START The data

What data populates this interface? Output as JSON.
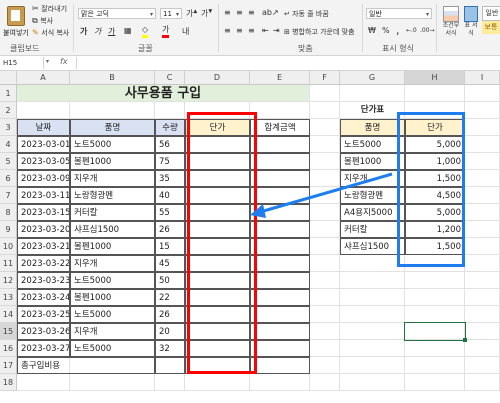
{
  "ribbon": {
    "clipboard": {
      "paste": "붙여넣기",
      "cut": "잘라내기",
      "copy": "복사",
      "format_painter": "서식 복사",
      "group_label": "클립보드"
    },
    "font": {
      "font_name": "맑은 고딕",
      "font_size": "11",
      "bold": "가",
      "italic": "가",
      "underline": "가",
      "group_label": "글꼴"
    },
    "alignment": {
      "wrap_text": "자동 줄 바꿈",
      "merge_center": "병합하고 가운데 맞춤",
      "group_label": "맞춤"
    },
    "number": {
      "format": "일반",
      "currency": "%",
      "comma": ",",
      "group_label": "표시 형식"
    },
    "styles": {
      "conditional": "조건부 서식",
      "as_table": "표 서식",
      "style_label": "일반",
      "style_label2": "보통"
    }
  },
  "formula_bar": {
    "name_box": "H15",
    "fx": "fx",
    "value": ""
  },
  "columns": [
    "A",
    "B",
    "C",
    "D",
    "E",
    "F",
    "G",
    "H",
    "I"
  ],
  "rows": [
    "1",
    "2",
    "3",
    "4",
    "5",
    "6",
    "7",
    "8",
    "9",
    "10",
    "11",
    "12",
    "13",
    "14",
    "15",
    "16",
    "17",
    "18"
  ],
  "title": "사무용품 구입",
  "main_table": {
    "headers": [
      "날짜",
      "품명",
      "수량",
      "단가",
      "합계금액"
    ],
    "rows": [
      [
        "2023-03-01",
        "노트5000",
        "56"
      ],
      [
        "2023-03-05",
        "볼펜1000",
        "75"
      ],
      [
        "2023-03-09",
        "지우개",
        "35"
      ],
      [
        "2023-03-11",
        "노랑형광펜",
        "40"
      ],
      [
        "2023-03-15",
        "커터칼",
        "55"
      ],
      [
        "2023-03-20",
        "샤프심1500",
        "26"
      ],
      [
        "2023-03-21",
        "볼펜1000",
        "15"
      ],
      [
        "2023-03-22",
        "지우개",
        "45"
      ],
      [
        "2023-03-23",
        "노트5000",
        "50"
      ],
      [
        "2023-03-24",
        "볼펜1000",
        "22"
      ],
      [
        "2023-03-25",
        "노트5000",
        "26"
      ],
      [
        "2023-03-26",
        "지우개",
        "20"
      ],
      [
        "2023-03-27",
        "노트5000",
        "32"
      ]
    ],
    "total_label": "총구입비용"
  },
  "price_table": {
    "title": "단가표",
    "headers": [
      "품명",
      "단가"
    ],
    "rows": [
      [
        "노트5000",
        "5,000"
      ],
      [
        "볼펜1000",
        "1,000"
      ],
      [
        "지우개",
        "1,500"
      ],
      [
        "노랑형광펜",
        "4,500"
      ],
      [
        "A4용지5000",
        "5,000"
      ],
      [
        "커터칼",
        "1,200"
      ],
      [
        "샤프심1500",
        "1,500"
      ]
    ]
  },
  "annotations": {
    "red": "#ff0000",
    "blue": "#1e7ef0"
  }
}
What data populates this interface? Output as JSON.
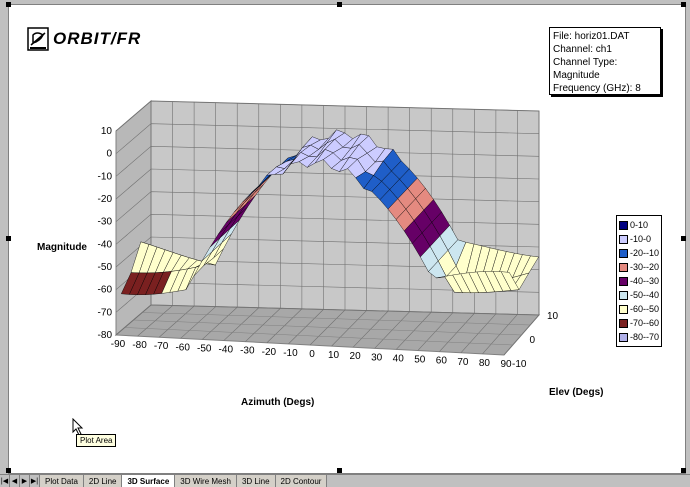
{
  "logo": {
    "text": "ORBIT/FR"
  },
  "info": [
    "File: horiz01.DAT",
    "Channel: ch1",
    "Channel Type: Magnitude",
    "Frequency (GHz): 8"
  ],
  "chart_data": {
    "type": "surface",
    "zlabel": "Magnitude",
    "xlabel": "Azimuth (Degs)",
    "ylabel": "Elev (Degs)",
    "z_ticks": [
      "10",
      "0",
      "-10",
      "-20",
      "-30",
      "-40",
      "-50",
      "-60",
      "-70",
      "-80"
    ],
    "x_ticks": [
      "-90",
      "-80",
      "-70",
      "-60",
      "-50",
      "-40",
      "-30",
      "-20",
      "-10",
      "0",
      "10",
      "20",
      "30",
      "40",
      "50",
      "60",
      "70",
      "80",
      "90"
    ],
    "y_ticks": [
      "10",
      "0",
      "-10"
    ],
    "zlim": [
      -80,
      10
    ],
    "legend": [
      {
        "label": "0-10",
        "color": "#000080"
      },
      {
        "label": "-10-0",
        "color": "#ccccff"
      },
      {
        "label": "-20--10",
        "color": "#1f5ec8"
      },
      {
        "label": "-30--20",
        "color": "#e48a80"
      },
      {
        "label": "-40--30",
        "color": "#660066"
      },
      {
        "label": "-50--40",
        "color": "#cce6f0"
      },
      {
        "label": "-60--50",
        "color": "#ffffcc"
      },
      {
        "label": "-70--60",
        "color": "#7a2020"
      },
      {
        "label": "-80--70",
        "color": "#b0b0e8"
      }
    ]
  },
  "tooltip": "Plot Area",
  "tabs": [
    {
      "label": "Plot Data",
      "active": false
    },
    {
      "label": "2D Line",
      "active": false
    },
    {
      "label": "3D Surface",
      "active": true
    },
    {
      "label": "3D Wire Mesh",
      "active": false
    },
    {
      "label": "3D Line",
      "active": false
    },
    {
      "label": "2D Contour",
      "active": false
    }
  ]
}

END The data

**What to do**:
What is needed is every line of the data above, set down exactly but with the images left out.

**Solution for this exercise**:
What data populates this interface? Output as JSON.
{
  "ribbon": {
    "clipboard": {
      "paste": "붙여넣기",
      "cut": "잘라내기",
      "copy": "복사",
      "format_painter": "서식 복사",
      "group_label": "클립보드"
    },
    "font": {
      "font_name": "맑은 고딕",
      "font_size": "11",
      "bold": "가",
      "italic": "가",
      "underline": "가",
      "group_label": "글꼴"
    },
    "alignment": {
      "wrap_text": "자동 줄 바꿈",
      "merge_center": "병합하고 가운데 맞춤",
      "group_label": "맞춤"
    },
    "number": {
      "format": "일반",
      "currency": "%",
      "comma": ",",
      "group_label": "표시 형식"
    },
    "styles": {
      "conditional": "조건부 서식",
      "as_table": "표 서식",
      "style_label": "일반",
      "style_label2": "보통"
    }
  },
  "formula_bar": {
    "name_box": "H15",
    "fx": "fx",
    "value": ""
  },
  "columns": [
    "A",
    "B",
    "C",
    "D",
    "E",
    "F",
    "G",
    "H",
    "I"
  ],
  "rows": [
    "1",
    "2",
    "3",
    "4",
    "5",
    "6",
    "7",
    "8",
    "9",
    "10",
    "11",
    "12",
    "13",
    "14",
    "15",
    "16",
    "17",
    "18"
  ],
  "title": "사무용품 구입",
  "main_table": {
    "headers": [
      "날짜",
      "품명",
      "수량",
      "단가",
      "합계금액"
    ],
    "rows": [
      [
        "2023-03-01",
        "노트5000",
        "56"
      ],
      [
        "2023-03-05",
        "볼펜1000",
        "75"
      ],
      [
        "2023-03-09",
        "지우개",
        "35"
      ],
      [
        "2023-03-11",
        "노랑형광펜",
        "40"
      ],
      [
        "2023-03-15",
        "커터칼",
        "55"
      ],
      [
        "2023-03-20",
        "샤프심1500",
        "26"
      ],
      [
        "2023-03-21",
        "볼펜1000",
        "15"
      ],
      [
        "2023-03-22",
        "지우개",
        "45"
      ],
      [
        "2023-03-23",
        "노트5000",
        "50"
      ],
      [
        "2023-03-24",
        "볼펜1000",
        "22"
      ],
      [
        "2023-03-25",
        "노트5000",
        "26"
      ],
      [
        "2023-03-26",
        "지우개",
        "20"
      ],
      [
        "2023-03-27",
        "노트5000",
        "32"
      ]
    ],
    "total_label": "총구입비용"
  },
  "price_table": {
    "title": "단가표",
    "headers": [
      "품명",
      "단가"
    ],
    "rows": [
      [
        "노트5000",
        "5,000"
      ],
      [
        "볼펜1000",
        "1,000"
      ],
      [
        "지우개",
        "1,500"
      ],
      [
        "노랑형광펜",
        "4,500"
      ],
      [
        "A4용지5000",
        "5,000"
      ],
      [
        "커터칼",
        "1,200"
      ],
      [
        "샤프심1500",
        "1,500"
      ]
    ]
  },
  "annotations": {
    "red": "#ff0000",
    "blue": "#1e7ef0"
  }
}
What data populates this interface? Output as JSON.
{
  "logo": {
    "text": "ORBIT/FR"
  },
  "info": [
    "File: horiz01.DAT",
    "Channel: ch1",
    "Channel Type: Magnitude",
    "Frequency (GHz): 8"
  ],
  "chart_data": {
    "type": "surface",
    "zlabel": "Magnitude",
    "xlabel": "Azimuth (Degs)",
    "ylabel": "Elev (Degs)",
    "z_ticks": [
      "10",
      "0",
      "-10",
      "-20",
      "-30",
      "-40",
      "-50",
      "-60",
      "-70",
      "-80"
    ],
    "x_ticks": [
      "-90",
      "-80",
      "-70",
      "-60",
      "-50",
      "-40",
      "-30",
      "-20",
      "-10",
      "0",
      "10",
      "20",
      "30",
      "40",
      "50",
      "60",
      "70",
      "80",
      "90"
    ],
    "y_ticks": [
      "10",
      "0",
      "-10"
    ],
    "zlim": [
      -80,
      10
    ],
    "legend": [
      {
        "label": "0-10",
        "color": "#000080"
      },
      {
        "label": "-10-0",
        "color": "#ccccff"
      },
      {
        "label": "-20--10",
        "color": "#1f5ec8"
      },
      {
        "label": "-30--20",
        "color": "#e48a80"
      },
      {
        "label": "-40--30",
        "color": "#660066"
      },
      {
        "label": "-50--40",
        "color": "#cce6f0"
      },
      {
        "label": "-60--50",
        "color": "#ffffcc"
      },
      {
        "label": "-70--60",
        "color": "#7a2020"
      },
      {
        "label": "-80--70",
        "color": "#b0b0e8"
      }
    ]
  },
  "tooltip": "Plot Area",
  "tabs": [
    {
      "label": "Plot Data",
      "active": false
    },
    {
      "label": "2D Line",
      "active": false
    },
    {
      "label": "3D Surface",
      "active": true
    },
    {
      "label": "3D Wire Mesh",
      "active": false
    },
    {
      "label": "3D Line",
      "active": false
    },
    {
      "label": "2D Contour",
      "active": false
    }
  ]
}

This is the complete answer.